Research output: Contribution to journal › Journal article › Research › peer-review
PURPOSE: The majority of young adults with Hodgkin lymphoma (HL) are cured, but chemotherapy-induced infertility can have profound psychosocial consequences. Providing data on parenthood rates and use of assisted reproductive techniques (ARTs) after contemporary HL treatment is important for patient counseling and survivorship care.
MATERIALS AND METHODS: All Danish patients with HL diagnosed during 2000-2015 at the ages 18-40 years who achieved remission after first-line therapy were included and matched on age, sex, and parenthood status to five random persons from the general population. Parenthood rates were defined as the rate of first live birth per 1,000 person years, starting 9 months after HL diagnosis. Nationwide birth and patient registers were used to capture parenthood outcomes and ARTs use.
RESULTS: A total of 793 HL survivors and 3,965 comparators were included (median follow-up 8.7 years). Similar parenthood rates were observed for male and female HL survivors when compared with matched comparators (56.2 v 57.1; P = .871 for males and 63.8 v 61.2; P = .672 for females). For male HL survivors, BEACOPP (bleomycin, etoposide, doxorubicin, cyclophosphamide, vincristine, procarbazine, and prednisone) therapy was associated with lower parenthood rates as compared to the matched comparators (28.1 v 60.8; P = .020). Live birth after ARTs were more common for HL survivors than for comparators (males 21.6% v 6.3%; P < .001; females 13.6% v 5.5%; P = .001). There were no differences in gestational age, Apgar score, or newborn measurements between HL survivors and matched comparators.

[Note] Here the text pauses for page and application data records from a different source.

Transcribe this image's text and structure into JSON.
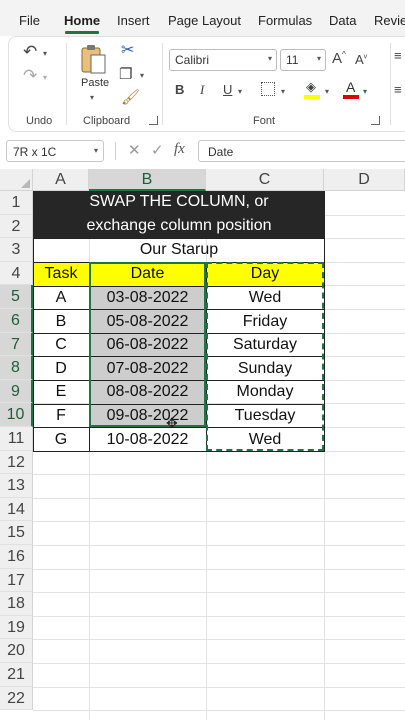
{
  "ribbon": {
    "tabs": [
      "File",
      "Home",
      "Insert",
      "Page Layout",
      "Formulas",
      "Data",
      "Revie"
    ],
    "active_tab": "Home",
    "groups": {
      "undo": "Undo",
      "clipboard": "Clipboard",
      "font": "Font"
    },
    "paste_label": "Paste",
    "font_name": "Calibri",
    "font_size": "11",
    "accent_color": "#217346"
  },
  "formula_bar": {
    "name_box": "7R x 1C",
    "formula": "Date"
  },
  "sheet": {
    "columns": [
      "A",
      "B",
      "C",
      "D"
    ],
    "rows": [
      "1",
      "2",
      "3",
      "4",
      "5",
      "6",
      "7",
      "8",
      "9",
      "10",
      "11",
      "12",
      "13",
      "14",
      "15",
      "16",
      "17",
      "18",
      "19",
      "20",
      "21",
      "22"
    ],
    "title_line1": "SWAP THE COLUMN, or",
    "title_line2": "exchange column position",
    "subtitle": "Our Starup",
    "headers": {
      "task": "Task",
      "date": "Date",
      "day": "Day"
    },
    "data_rows": [
      {
        "task": "A",
        "date": "03-08-2022",
        "day": "Wed"
      },
      {
        "task": "B",
        "date": "05-08-2022",
        "day": "Friday"
      },
      {
        "task": "C",
        "date": "06-08-2022",
        "day": "Saturday"
      },
      {
        "task": "D",
        "date": "07-08-2022",
        "day": "Sunday"
      },
      {
        "task": "E",
        "date": "08-08-2022",
        "day": "Monday"
      },
      {
        "task": "F",
        "date": "09-08-2022",
        "day": "Tuesday"
      },
      {
        "task": "G",
        "date": "10-08-2022",
        "day": "Wed"
      }
    ]
  }
}
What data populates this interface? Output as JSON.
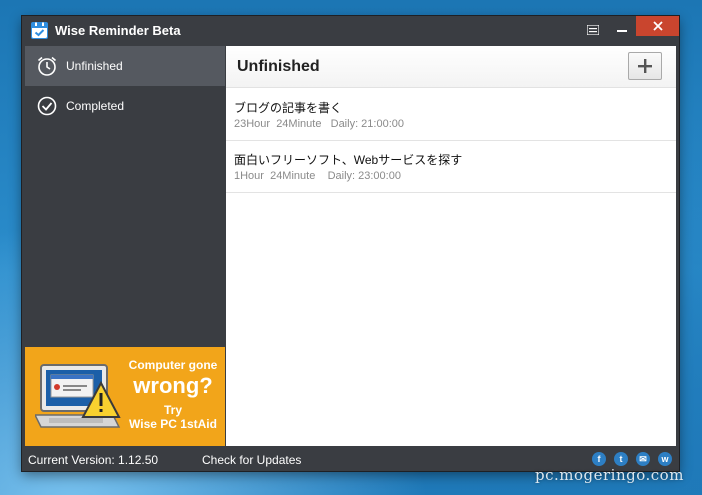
{
  "window": {
    "title": "Wise Reminder Beta"
  },
  "sidebar": {
    "items": [
      {
        "label": "Unfinished",
        "icon": "alarm-clock-icon",
        "active": true
      },
      {
        "label": "Completed",
        "icon": "check-circle-icon",
        "active": false
      }
    ]
  },
  "ad": {
    "line1": "Computer gone",
    "line2": "wrong?",
    "line3": "Try",
    "line4": "Wise PC 1stAid",
    "bg_color": "#f2a51a"
  },
  "content": {
    "title": "Unfinished",
    "add_label": "+",
    "tasks": [
      {
        "title": "ブログの記事を書く",
        "remaining": "23Hour  24Minute",
        "schedule": "Daily: 21:00:00"
      },
      {
        "title": "面白いフリーソフト、Webサービスを探す",
        "remaining": "1Hour  24Minute",
        "schedule": "Daily: 23:00:00"
      }
    ]
  },
  "statusbar": {
    "version": "Current Version: 1.12.50",
    "check_updates": "Check for Updates",
    "social": [
      "f",
      "t",
      "✉",
      "w"
    ]
  },
  "watermark": "pc.mogeringo.com",
  "colors": {
    "titlebar": "#3a3d42",
    "close": "#c9452e",
    "sidebar_active": "#555960",
    "accent": "#2f8ee0"
  }
}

CONCLUSION: The parenthood rates for HL survivors who have not experienced relapse were generally similar to the general population. However, ARTs were used more often before the first live birth in HL survivors, which is relevant information when discussing possible long-term side effects and fertility-preserving treatment options.
|Journal||Journal of Clinical Oncology|
|Number of pages||10|
|Publication status||Published - 1 Nov 2021|
Research output: Book/Report › Ph.D. thesis